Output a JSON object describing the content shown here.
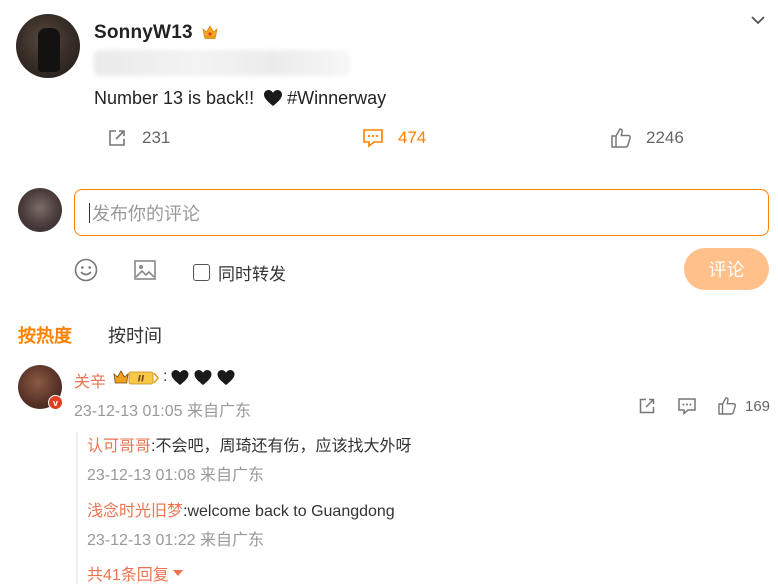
{
  "post": {
    "username": "SonnyW13",
    "text_before": "Number 13 is back!! ",
    "hashtag": "#Winnerway",
    "stats": {
      "repost_count": "231",
      "comment_count": "474",
      "like_count": "2246"
    }
  },
  "composer": {
    "placeholder": "发布你的评论",
    "repost_checkbox_label": "同时转发",
    "submit_label": "评论"
  },
  "sort": {
    "hot_label": "按热度",
    "time_label": "按时间"
  },
  "comment": {
    "author": "关辛",
    "rank_label": "II",
    "text_prefix": ":",
    "meta": "23-12-13 01:05 来自广东",
    "like_count": "169",
    "replies": [
      {
        "author": "认可哥哥",
        "text": ":不会吧，周琦还有伤，应该找大外呀",
        "meta": "23-12-13 01:08 来自广东"
      },
      {
        "author": "浅念时光旧梦",
        "text": ":welcome back to Guangdong",
        "meta": "23-12-13 01:22 来自广东"
      }
    ],
    "more_replies_label": "共41条回复"
  },
  "colors": {
    "accent": "#ff8200",
    "name_link": "#eb7350",
    "submit_disabled": "#ffc089",
    "muted_text": "#999999"
  },
  "icons": [
    "crown-icon",
    "chevron-down-icon",
    "black-heart-icon",
    "repost-icon",
    "comment-icon",
    "like-icon",
    "emoji-icon",
    "image-icon",
    "verified-icon"
  ]
}
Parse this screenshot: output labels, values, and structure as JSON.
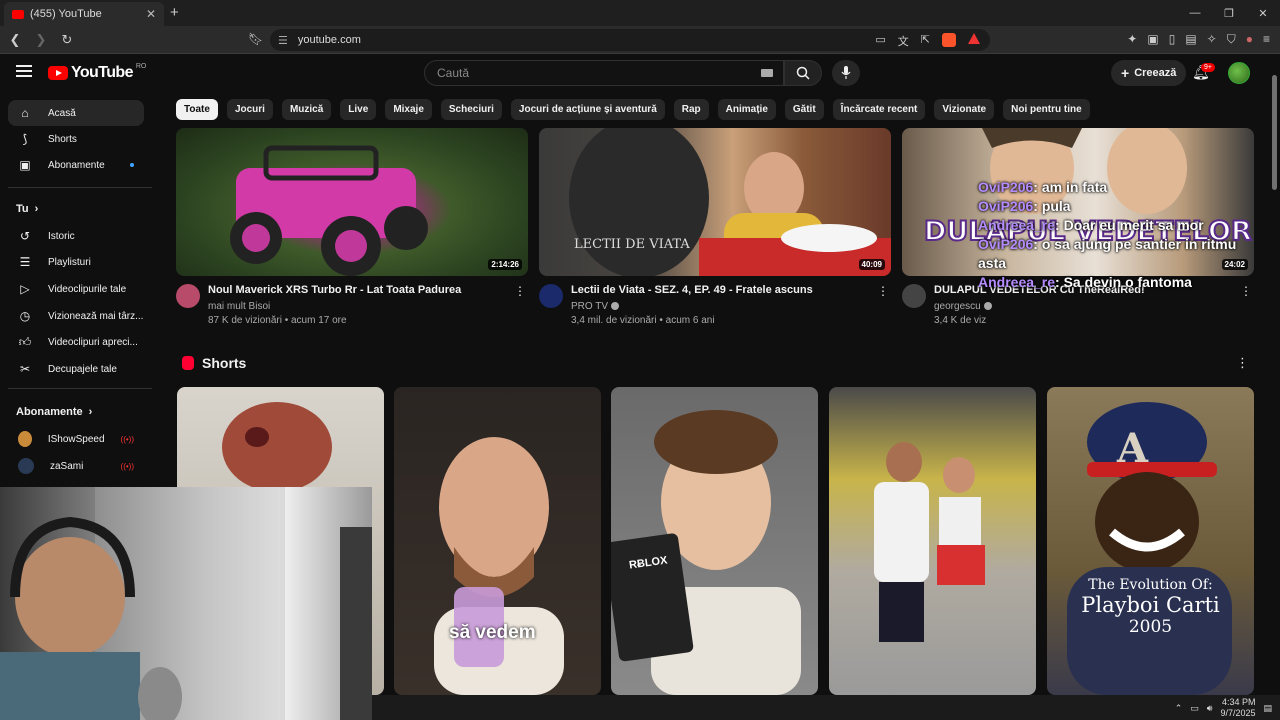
{
  "browser": {
    "tab_title": "(455) YouTube",
    "url": "youtube.com"
  },
  "header": {
    "logo_text": "YouTube",
    "region": "RO",
    "search_placeholder": "Caută",
    "create_label": "Creează",
    "notif_count": "9+"
  },
  "sidebar": {
    "main": [
      {
        "label": "Acasă",
        "icon": "home-icon"
      },
      {
        "label": "Shorts",
        "icon": "shorts-icon"
      },
      {
        "label": "Abonamente",
        "icon": "subscriptions-icon"
      }
    ],
    "you_heading": "Tu",
    "you": [
      {
        "label": "Istoric",
        "icon": "history-icon"
      },
      {
        "label": "Playlisturi",
        "icon": "playlist-icon"
      },
      {
        "label": "Videoclipurile tale",
        "icon": "your-videos-icon"
      },
      {
        "label": "Vizionează mai târz...",
        "icon": "watch-later-icon"
      },
      {
        "label": "Videoclipuri apreci...",
        "icon": "liked-icon"
      },
      {
        "label": "Decupajele tale",
        "icon": "clips-icon"
      }
    ],
    "subs_heading": "Abonamente",
    "subs": [
      {
        "label": "IShowSpeed",
        "color": "#c98a3a"
      },
      {
        "label": "zaSami",
        "color": "#2a3a55"
      }
    ]
  },
  "chips": [
    "Toate",
    "Jocuri",
    "Muzică",
    "Live",
    "Mixaje",
    "Scheciuri",
    "Jocuri de acțiune și aventură",
    "Rap",
    "Animație",
    "Gătit",
    "Încărcate recent",
    "Vizionate",
    "Noi pentru tine"
  ],
  "videos": [
    {
      "title": "Noul Maverick XRS Turbo Rr - Lat Toata Padurea",
      "channel": "mai mult Bisoi",
      "stats": "87 K de vizionări • acum 17 ore",
      "duration": "2:14:26"
    },
    {
      "title": "Lectii de Viata - SEZ. 4, EP. 49 - Fratele ascuns",
      "channel": "PRO TV",
      "stats": "3,4 mil. de vizionări • acum 6 ani",
      "duration": "40:09"
    },
    {
      "title": "DULAPUL VEDETELOR Cu TheRealRed!",
      "channel": "georgescu",
      "stats": "3,4 K de viz",
      "duration": "24:02"
    }
  ],
  "chat_overlay": [
    {
      "user": "OviP206",
      "msg": ": am in fata"
    },
    {
      "user": "OviP206",
      "msg": ": pula"
    },
    {
      "user": "Andreea_re",
      "msg": ": Doar eu merit sa mor"
    },
    {
      "user": "OviP206",
      "msg": ": o sa ajung pe santier in ritmu"
    },
    {
      "user": "",
      "msg": "asta"
    },
    {
      "user": "Andreea_re",
      "msg": ": Sa devin o fantoma"
    }
  ],
  "thumb_texts": {
    "lectii_logo": "LECTII DE VIATA",
    "dulapul": "DULAPUL VEDETELOR"
  },
  "shorts": {
    "heading": "Shorts",
    "caption_2": "să vedem",
    "caption_5_line1": "The Evolution Of:",
    "caption_5_line2": "Playboi Carti",
    "caption_5_line3": "2005",
    "roblox": "RɃLOX"
  },
  "taskbar": {
    "time": "4:34 PM",
    "date": "9/7/2025"
  }
}
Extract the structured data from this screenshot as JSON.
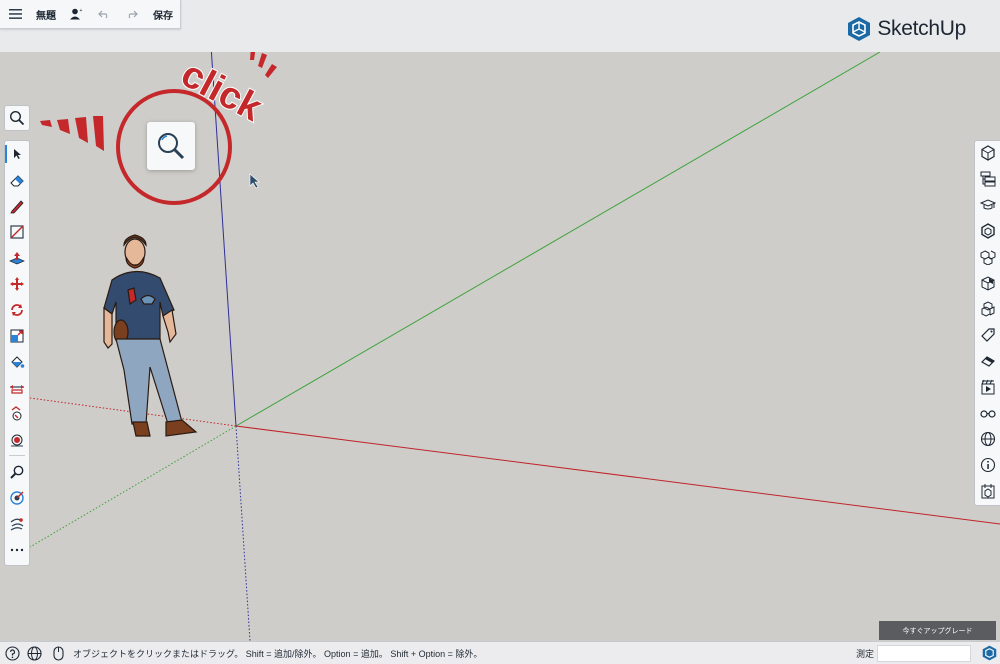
{
  "app": {
    "title": "無題",
    "save_label": "保存",
    "brand": "SketchUp"
  },
  "toolbar_left": {
    "search_icon": "search-icon",
    "tools": [
      {
        "name": "select-tool",
        "icon": "arrow-cursor-icon",
        "active": true
      },
      {
        "name": "eraser-tool",
        "icon": "eraser-icon"
      },
      {
        "name": "pencil-tool",
        "icon": "pencil-icon"
      },
      {
        "name": "rectangle-tool",
        "icon": "rectangle-icon"
      },
      {
        "name": "push-pull-tool",
        "icon": "push-pull-icon"
      },
      {
        "name": "move-tool",
        "icon": "move-icon"
      },
      {
        "name": "rotate-tool",
        "icon": "rotate-icon"
      },
      {
        "name": "scale-tool",
        "icon": "scale-icon"
      },
      {
        "name": "paint-bucket-tool",
        "icon": "paint-bucket-icon"
      },
      {
        "name": "offset-tool",
        "icon": "offset-icon"
      },
      {
        "name": "follow-me-tool",
        "icon": "follow-me-icon"
      },
      {
        "name": "orbit-tool",
        "icon": "orbit-icon"
      },
      {
        "name": "zoom-tool",
        "icon": "zoom-icon"
      },
      {
        "name": "tape-measure-tool",
        "icon": "tape-measure-icon"
      },
      {
        "name": "walk-tool",
        "icon": "walk-icon"
      },
      {
        "name": "more-tools",
        "icon": "more-icon"
      }
    ]
  },
  "toolbar_right": {
    "panels": [
      "entity-info-icon",
      "outliner-icon",
      "instructor-icon",
      "components-icon",
      "materials-icon",
      "styles-icon",
      "scenes-icon",
      "tags-icon",
      "soften-edges-icon",
      "animation-icon",
      "display-icon",
      "geo-location-icon",
      "info-icon",
      "trimble-connect-icon"
    ]
  },
  "annotation": {
    "text": "click",
    "color": "#c4282b"
  },
  "upgrade_label": "今すぐアップグレード",
  "statusbar": {
    "message": "オブジェクトをクリックまたはドラッグ。 Shift = 追加/除外。 Option = 追加。 Shift + Option = 除外。",
    "measurements_label": "測定",
    "measurements_value": ""
  },
  "colors": {
    "accent": "#2a83d8",
    "brand": "#1b6aa5",
    "axis_red": "#c0242a",
    "axis_green": "#3ba33b",
    "axis_blue": "#2e2f9a",
    "canvas": "#cfcdc9"
  }
}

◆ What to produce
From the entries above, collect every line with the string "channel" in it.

◆ Reply
      "channel": "mai mult Bisoi",
      "channel": "PRO TV",
      "channel": "georgescu",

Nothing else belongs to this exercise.